Input Devices — Keyboards
rfkey ($69), from Macally (www.macally.com): The rfkey wireless keyboard comes with easy-to-use software, but it’s prone to interference with its companion mouse. Plus the keyboard and mouse require separate base stations (March 2004).
Wireless Keyboard ($69), from Apple Computer (www.apple.com): This wireless keyboard had the longest effective range of the models we tested, mainly because it uses Bluetooth. Another plus is its conveniently small footprint ( March 2004 ).
Input Devices — Keyboard and Mouse Combinations
Cordless MX Duo ($100), from Logitech (www.logitech.com): Logitech’s wireless keyboard-mouse combo has a long-range mouse and a keyboard with nice programmable keys and a good media-key setup ( March 2004 ).
Wireless Optical Desktop ($135), from Kensington (www.kensington.com): Kensington’s mouse-and-keyboard combo has highly programmable features and a good effective range. The batteries charge via USB ( March 2004 ).
Wireless Optical Desktop ($85), from Microsoft (www.microsoft.com): Microsoft’s keyboard-and-mouse package has the best wireless mouse, thanks to its software, horizontal scrolling, and integration with the keyboard.
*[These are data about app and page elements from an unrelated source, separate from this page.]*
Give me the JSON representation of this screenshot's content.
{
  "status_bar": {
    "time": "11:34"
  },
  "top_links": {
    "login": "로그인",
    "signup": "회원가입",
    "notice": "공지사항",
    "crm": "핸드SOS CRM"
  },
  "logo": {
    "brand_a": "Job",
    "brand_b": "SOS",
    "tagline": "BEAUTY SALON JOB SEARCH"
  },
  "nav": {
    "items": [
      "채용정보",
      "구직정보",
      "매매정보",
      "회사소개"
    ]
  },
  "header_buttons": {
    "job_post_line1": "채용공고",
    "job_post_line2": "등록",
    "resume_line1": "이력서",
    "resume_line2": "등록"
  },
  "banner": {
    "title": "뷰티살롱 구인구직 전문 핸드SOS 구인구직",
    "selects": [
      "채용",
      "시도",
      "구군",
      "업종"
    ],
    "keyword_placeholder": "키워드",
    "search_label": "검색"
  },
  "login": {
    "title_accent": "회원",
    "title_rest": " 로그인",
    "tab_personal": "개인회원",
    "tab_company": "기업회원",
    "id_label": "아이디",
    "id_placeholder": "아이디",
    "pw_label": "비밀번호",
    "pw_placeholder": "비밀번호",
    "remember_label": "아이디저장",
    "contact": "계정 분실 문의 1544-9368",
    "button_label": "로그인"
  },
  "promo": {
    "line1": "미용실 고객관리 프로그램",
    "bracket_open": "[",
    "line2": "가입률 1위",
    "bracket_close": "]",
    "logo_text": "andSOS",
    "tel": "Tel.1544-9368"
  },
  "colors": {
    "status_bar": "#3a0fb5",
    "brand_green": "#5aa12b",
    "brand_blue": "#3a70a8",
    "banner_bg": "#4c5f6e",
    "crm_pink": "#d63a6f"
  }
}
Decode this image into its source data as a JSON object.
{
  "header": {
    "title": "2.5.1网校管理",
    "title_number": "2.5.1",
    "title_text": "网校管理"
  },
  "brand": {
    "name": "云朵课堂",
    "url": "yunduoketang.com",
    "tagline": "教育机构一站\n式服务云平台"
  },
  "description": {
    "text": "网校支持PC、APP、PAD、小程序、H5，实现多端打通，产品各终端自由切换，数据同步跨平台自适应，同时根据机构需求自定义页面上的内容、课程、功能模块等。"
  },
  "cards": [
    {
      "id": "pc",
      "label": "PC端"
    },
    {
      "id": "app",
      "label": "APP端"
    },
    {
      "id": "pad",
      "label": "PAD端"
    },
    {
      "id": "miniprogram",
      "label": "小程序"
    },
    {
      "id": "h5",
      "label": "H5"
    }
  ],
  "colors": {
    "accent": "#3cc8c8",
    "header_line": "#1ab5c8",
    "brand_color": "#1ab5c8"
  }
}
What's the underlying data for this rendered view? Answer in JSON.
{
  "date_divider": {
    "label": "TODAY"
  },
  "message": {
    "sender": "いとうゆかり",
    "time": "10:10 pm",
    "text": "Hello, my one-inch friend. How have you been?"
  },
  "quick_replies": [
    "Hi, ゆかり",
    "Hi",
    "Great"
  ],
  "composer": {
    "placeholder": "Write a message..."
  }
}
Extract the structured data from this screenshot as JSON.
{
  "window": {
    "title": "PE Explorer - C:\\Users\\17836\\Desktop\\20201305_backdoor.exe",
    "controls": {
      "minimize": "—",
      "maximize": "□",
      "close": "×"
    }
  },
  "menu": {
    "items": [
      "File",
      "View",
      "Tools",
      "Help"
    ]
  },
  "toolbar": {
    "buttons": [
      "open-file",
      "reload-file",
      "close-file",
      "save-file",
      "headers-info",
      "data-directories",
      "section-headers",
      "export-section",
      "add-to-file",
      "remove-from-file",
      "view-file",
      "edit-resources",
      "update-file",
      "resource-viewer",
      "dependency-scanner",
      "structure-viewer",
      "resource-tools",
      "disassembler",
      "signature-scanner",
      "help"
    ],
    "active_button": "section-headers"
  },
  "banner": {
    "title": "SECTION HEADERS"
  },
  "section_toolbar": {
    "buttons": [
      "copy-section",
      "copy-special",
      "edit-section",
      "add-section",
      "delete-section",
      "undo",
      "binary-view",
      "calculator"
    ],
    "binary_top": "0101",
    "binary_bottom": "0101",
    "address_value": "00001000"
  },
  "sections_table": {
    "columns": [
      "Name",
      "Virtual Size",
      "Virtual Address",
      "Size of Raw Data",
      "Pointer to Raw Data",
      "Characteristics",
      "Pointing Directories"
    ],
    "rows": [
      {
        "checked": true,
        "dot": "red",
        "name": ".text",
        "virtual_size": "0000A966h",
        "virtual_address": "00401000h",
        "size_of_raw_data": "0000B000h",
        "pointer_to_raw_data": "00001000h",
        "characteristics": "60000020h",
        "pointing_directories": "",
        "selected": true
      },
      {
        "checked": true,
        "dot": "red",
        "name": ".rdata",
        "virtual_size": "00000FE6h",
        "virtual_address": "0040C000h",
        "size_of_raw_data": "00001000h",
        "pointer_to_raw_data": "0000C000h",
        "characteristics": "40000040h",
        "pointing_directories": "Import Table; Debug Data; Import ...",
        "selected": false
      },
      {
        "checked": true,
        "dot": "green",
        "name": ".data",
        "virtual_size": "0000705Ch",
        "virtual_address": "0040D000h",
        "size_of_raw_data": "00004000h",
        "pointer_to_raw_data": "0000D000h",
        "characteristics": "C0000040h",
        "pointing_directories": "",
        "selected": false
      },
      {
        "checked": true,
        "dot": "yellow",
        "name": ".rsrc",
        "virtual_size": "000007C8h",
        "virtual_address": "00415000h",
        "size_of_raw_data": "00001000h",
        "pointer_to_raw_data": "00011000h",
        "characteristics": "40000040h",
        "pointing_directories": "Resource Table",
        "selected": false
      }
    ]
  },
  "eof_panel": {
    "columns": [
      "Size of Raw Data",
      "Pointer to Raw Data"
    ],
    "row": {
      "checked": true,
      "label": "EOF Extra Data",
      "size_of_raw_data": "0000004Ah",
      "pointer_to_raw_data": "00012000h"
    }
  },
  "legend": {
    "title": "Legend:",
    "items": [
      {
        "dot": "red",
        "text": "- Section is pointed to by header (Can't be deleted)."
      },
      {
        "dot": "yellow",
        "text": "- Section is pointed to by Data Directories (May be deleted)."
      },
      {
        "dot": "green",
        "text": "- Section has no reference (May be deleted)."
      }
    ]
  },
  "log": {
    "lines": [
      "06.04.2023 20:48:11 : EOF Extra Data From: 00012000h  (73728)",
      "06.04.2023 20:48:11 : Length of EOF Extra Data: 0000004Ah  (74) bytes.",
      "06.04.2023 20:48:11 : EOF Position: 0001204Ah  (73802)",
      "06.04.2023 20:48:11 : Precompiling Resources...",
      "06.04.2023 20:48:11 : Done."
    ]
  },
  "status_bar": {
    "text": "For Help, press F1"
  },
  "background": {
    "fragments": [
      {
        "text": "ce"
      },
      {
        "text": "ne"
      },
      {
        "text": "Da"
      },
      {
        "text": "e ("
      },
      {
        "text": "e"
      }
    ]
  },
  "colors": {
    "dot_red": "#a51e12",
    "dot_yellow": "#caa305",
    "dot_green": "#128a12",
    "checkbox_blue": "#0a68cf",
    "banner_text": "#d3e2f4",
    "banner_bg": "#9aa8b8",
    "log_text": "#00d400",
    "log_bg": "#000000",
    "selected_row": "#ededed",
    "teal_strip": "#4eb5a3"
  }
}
The keyboard has good application-specific settings ( March 2004 ).
Input Devices — Pointing Devices
Bluetooth Wireless Optical Mouse ($89), from Belkin (www.belkin.com): Although this wireless mouse has a long range, we don’t recommend it. One of its buttons doesn’t work on the Mac, and there are a few other firmware-related glitches ( March 2004 ).
CintiqPartner ($200), from Wacom (www.wacom.com): This 6-by-8-inch tablet works with the same tablet pen as the Cintiq, which means you can use the tablet and Cintiq at the same time without having to switch pointing devices. For $200, this tablet is a minimal investment compared with the two grand you’ve already dropped for a Cintiq (November 2003).
iceCAD ($49), from Macally (www.macally.com): At 4 by 4.5 inches, the iceCAD is probably the tiniest pressure-sensitive graphics tablet you’ll ever see. The small size makes it a great convenience for travel, but it’s also slightly uncomfortable to use ( January 2004 ).
rfmouse ($49), from Macally (www.macally.com): This wireless mouse comes with easy-to-use software and programmable buttons, but it requires a separate base station, so you’ll need two if you also use a wireless keyboard ( March 2004 ).
ShuttleXpress ($60), from Contour Design (www.contourdesign.com): This compact, useful controller follows neatly in the footsteps of the ShuttlePro. It offers solid construction, stylish design, and customizable features. The only downside is that its programmable buttons can’t be labeled ( August 2003 ).
WingMan Cordless RumblePad ($50), from Logitech (www.logitech.com): If the convenience of a wireless game pad and future support for force feedback appeal to you, the WingMan hits a home run ( July 2003 ).
Wireless Mouse ($69), from Apple Computer (www.apple.com): One of the first Bluetooth input devices to hit the market, Apple’s Wireless Mouse has a useful tension switch to let you adjust how hard you have to press for a click to register. Also nice is the on-off switch that covers the optical sensor when it’s off ( March 2004 ).
June 2003 ).iCurve ($40), from Griffin Technology (www.griffin technology.com): The iCurve is a Lucite PowerBook stand with small rubber feet that keep it from sliding around. It might not seem like much, but you’ll find yourself missing the stylish stand when you work without it (